** Opening Given data block **

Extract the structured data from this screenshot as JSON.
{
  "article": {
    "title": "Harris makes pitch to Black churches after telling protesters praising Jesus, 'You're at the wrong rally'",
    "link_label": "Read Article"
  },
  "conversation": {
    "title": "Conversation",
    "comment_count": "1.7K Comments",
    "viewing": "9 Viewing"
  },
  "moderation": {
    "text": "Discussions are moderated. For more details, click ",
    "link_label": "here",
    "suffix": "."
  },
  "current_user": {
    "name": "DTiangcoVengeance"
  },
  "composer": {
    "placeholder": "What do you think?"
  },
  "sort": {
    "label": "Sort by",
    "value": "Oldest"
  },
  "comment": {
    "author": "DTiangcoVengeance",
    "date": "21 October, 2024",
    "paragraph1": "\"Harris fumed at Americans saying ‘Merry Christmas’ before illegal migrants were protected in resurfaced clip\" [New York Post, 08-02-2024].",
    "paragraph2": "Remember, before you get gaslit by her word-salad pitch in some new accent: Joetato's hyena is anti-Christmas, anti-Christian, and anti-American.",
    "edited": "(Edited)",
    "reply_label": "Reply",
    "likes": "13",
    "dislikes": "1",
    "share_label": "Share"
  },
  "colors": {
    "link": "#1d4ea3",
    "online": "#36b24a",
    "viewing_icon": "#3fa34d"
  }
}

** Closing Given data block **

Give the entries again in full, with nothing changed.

Solution to the problem:
Extract the structured data from this screenshot as JSON.
{
  "article": {
    "title": "Harris makes pitch to Black churches after telling protesters praising Jesus, 'You're at the wrong rally'",
    "link_label": "Read Article"
  },
  "conversation": {
    "title": "Conversation",
    "comment_count": "1.7K Comments",
    "viewing": "9 Viewing"
  },
  "moderation": {
    "text": "Discussions are moderated. For more details, click ",
    "link_label": "here",
    "suffix": "."
  },
  "current_user": {
    "name": "DTiangcoVengeance"
  },
  "composer": {
    "placeholder": "What do you think?"
  },
  "sort": {
    "label": "Sort by",
    "value": "Oldest"
  },
  "comment": {
    "author": "DTiangcoVengeance",
    "date": "21 October, 2024",
    "paragraph1": "\"Harris fumed at Americans saying ‘Merry Christmas’ before illegal migrants were protected in resurfaced clip\" [New York Post, 08-02-2024].",
    "paragraph2": "Remember, before you get gaslit by her word-salad pitch in some new accent: Joetato's hyena is anti-Christmas, anti-Christian, and anti-American.",
    "edited": "(Edited)",
    "reply_label": "Reply",
    "likes": "13",
    "dislikes": "1",
    "share_label": "Share"
  },
  "colors": {
    "link": "#1d4ea3",
    "online": "#36b24a",
    "viewing_icon": "#3fa34d"
  }
}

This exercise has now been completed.